AB - Despite the topic of soil nitrogen (N) mineralization being well-studied, very few studies have addressed the relative contribution of different plant and soil variables in influencing soil N mineralization rates, and thus the supply of inorganic N to plants. Here, we used data from a well-studied N-limited grassland to address the relative effects of six plant and soil variables on net and on gross rates of soil N mineralization. We also addressed whether plant effects on soil N mineralization were mediated by changes in C and N concentrations of multiple soil organic matter (SOM) fractions. Regression analyses show that key plant traits (i.e., plant C:N ratios and total root mass) were more important than total C and N concentrations of bulk soil in influencing N mineralization. This was mainly because plant traits influenced the C and N concentration (and C:N ratios) of different SOM fractions, which in turn were significantly associated with changes in net and gross N mineralization. In particular, C:N ratios of a labile soil fraction were negatively related to net soil N mineralization rates, whereas total soil C and N concentrations of more recalcitrant fractions were positively related to gross N mineralization. Our study suggests that changes in belowground N-cycling can be better predicted by simultaneously addressing how plant C:N ratios and root mass affect the composition and distribution of different SOM pools in N-limited grassland systems.

U2 - 10.1007/s11284-010-0777-0

DO - 10.1007/s11284-010-0777-0

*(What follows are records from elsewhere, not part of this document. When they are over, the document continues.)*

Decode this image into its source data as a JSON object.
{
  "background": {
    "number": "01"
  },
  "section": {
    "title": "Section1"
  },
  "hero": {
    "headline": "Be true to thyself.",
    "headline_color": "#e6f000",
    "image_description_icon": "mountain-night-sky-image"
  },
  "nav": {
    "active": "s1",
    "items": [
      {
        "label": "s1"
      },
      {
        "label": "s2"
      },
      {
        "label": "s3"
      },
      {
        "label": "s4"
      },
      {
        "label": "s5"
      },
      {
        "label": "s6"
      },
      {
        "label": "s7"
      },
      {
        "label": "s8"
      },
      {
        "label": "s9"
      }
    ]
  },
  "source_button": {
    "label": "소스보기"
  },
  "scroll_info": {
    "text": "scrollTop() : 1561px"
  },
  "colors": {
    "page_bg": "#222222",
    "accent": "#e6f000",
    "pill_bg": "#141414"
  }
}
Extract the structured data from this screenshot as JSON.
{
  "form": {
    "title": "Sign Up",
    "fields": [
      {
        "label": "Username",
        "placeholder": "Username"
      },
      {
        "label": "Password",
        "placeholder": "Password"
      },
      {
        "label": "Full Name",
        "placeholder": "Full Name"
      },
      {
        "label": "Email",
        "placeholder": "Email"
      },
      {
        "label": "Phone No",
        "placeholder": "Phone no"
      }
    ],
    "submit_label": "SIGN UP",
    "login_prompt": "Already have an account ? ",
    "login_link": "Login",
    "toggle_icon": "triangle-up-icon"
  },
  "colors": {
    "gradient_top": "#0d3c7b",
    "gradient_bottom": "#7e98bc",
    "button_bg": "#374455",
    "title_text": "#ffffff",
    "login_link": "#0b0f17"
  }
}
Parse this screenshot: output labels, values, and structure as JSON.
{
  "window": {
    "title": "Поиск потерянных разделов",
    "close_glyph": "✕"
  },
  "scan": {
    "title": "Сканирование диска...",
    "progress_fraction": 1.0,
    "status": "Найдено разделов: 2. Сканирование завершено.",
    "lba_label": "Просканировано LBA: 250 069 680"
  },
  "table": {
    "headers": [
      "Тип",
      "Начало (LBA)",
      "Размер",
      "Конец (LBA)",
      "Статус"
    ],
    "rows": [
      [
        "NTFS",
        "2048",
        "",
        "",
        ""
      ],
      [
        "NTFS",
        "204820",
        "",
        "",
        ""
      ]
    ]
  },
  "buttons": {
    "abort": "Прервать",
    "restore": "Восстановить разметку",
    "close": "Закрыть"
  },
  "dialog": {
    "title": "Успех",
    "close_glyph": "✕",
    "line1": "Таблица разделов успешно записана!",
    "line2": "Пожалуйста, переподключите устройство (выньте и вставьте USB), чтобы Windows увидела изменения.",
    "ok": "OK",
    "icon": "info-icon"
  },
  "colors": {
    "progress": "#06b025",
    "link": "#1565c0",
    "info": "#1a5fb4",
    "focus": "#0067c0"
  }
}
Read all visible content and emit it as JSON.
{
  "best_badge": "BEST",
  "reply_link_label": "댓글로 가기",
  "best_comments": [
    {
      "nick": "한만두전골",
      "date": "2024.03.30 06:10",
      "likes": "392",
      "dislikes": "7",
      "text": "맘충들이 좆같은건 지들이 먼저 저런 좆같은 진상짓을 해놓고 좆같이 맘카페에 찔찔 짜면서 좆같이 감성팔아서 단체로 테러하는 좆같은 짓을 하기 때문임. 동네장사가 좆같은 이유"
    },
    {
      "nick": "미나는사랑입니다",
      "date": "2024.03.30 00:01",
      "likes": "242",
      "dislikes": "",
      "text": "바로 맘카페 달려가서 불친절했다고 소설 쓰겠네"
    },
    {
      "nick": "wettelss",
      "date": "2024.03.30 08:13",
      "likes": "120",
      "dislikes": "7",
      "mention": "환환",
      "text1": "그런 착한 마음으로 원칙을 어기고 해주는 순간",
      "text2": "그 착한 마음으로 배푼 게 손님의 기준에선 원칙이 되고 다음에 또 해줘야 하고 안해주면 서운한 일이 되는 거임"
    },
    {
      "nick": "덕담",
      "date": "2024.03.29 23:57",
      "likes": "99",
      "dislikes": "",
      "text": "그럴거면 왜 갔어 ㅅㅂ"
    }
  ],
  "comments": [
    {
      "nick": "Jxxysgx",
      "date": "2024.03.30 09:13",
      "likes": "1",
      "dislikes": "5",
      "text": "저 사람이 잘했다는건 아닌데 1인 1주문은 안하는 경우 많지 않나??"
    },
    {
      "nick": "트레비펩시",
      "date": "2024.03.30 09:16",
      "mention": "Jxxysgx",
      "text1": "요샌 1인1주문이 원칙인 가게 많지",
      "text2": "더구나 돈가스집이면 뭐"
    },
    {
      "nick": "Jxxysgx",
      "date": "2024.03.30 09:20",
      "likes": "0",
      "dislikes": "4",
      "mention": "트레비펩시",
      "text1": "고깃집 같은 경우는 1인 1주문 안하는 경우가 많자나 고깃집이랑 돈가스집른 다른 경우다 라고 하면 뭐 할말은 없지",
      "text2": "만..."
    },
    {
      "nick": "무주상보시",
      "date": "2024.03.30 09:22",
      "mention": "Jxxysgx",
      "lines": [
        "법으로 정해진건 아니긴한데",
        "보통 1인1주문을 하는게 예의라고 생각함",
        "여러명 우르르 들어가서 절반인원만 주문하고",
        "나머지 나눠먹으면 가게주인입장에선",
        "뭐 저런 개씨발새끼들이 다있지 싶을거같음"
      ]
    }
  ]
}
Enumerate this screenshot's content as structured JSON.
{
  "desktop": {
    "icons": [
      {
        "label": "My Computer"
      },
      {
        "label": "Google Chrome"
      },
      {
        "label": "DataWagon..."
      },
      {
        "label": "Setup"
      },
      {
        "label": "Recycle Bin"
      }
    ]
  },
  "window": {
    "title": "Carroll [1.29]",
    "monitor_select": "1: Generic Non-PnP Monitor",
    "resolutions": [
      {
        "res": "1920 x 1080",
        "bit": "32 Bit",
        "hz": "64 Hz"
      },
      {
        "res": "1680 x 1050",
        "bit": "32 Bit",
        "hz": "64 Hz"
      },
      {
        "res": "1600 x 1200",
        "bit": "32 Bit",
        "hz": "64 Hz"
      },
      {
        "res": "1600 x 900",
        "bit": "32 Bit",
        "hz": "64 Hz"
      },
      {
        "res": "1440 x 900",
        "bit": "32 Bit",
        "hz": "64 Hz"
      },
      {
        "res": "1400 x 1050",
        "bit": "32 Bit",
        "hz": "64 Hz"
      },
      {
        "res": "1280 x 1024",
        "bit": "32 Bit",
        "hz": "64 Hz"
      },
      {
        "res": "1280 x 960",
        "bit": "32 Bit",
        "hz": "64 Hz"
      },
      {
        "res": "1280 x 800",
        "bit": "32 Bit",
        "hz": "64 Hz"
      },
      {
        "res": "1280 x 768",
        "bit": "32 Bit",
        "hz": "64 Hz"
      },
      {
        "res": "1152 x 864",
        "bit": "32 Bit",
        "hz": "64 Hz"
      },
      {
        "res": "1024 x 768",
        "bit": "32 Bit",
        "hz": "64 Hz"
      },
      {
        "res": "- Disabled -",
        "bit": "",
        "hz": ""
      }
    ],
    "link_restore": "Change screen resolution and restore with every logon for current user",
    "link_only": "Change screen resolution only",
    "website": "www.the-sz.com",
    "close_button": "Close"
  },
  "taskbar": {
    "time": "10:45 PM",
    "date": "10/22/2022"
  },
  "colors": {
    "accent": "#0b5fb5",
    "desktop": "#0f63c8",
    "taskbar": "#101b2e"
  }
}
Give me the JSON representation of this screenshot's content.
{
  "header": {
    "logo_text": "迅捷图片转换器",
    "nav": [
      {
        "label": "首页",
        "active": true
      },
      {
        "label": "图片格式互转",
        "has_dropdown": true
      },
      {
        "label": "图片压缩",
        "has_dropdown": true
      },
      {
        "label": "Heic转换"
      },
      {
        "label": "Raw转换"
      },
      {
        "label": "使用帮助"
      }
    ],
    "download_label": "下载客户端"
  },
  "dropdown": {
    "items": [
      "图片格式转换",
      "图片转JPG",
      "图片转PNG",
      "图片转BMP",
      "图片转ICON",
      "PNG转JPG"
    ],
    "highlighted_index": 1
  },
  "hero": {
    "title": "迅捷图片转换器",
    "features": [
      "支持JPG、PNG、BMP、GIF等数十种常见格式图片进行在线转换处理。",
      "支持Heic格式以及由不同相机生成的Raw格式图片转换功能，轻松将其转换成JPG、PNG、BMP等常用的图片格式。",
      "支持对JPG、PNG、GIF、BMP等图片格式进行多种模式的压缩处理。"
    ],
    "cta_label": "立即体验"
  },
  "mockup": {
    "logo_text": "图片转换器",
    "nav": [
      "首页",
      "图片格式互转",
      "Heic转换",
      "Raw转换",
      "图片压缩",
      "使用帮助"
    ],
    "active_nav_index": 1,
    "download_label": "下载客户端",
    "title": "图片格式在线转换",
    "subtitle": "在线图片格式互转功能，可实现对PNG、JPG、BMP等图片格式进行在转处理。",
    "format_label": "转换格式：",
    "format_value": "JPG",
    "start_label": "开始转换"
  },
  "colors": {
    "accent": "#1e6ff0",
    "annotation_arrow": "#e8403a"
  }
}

M3 - Journal article

VL - 26

SP - 201

EP - 208

JO - Ecological Research

JF - Ecological Research

SN - 0912-3814

IS - 1

ER -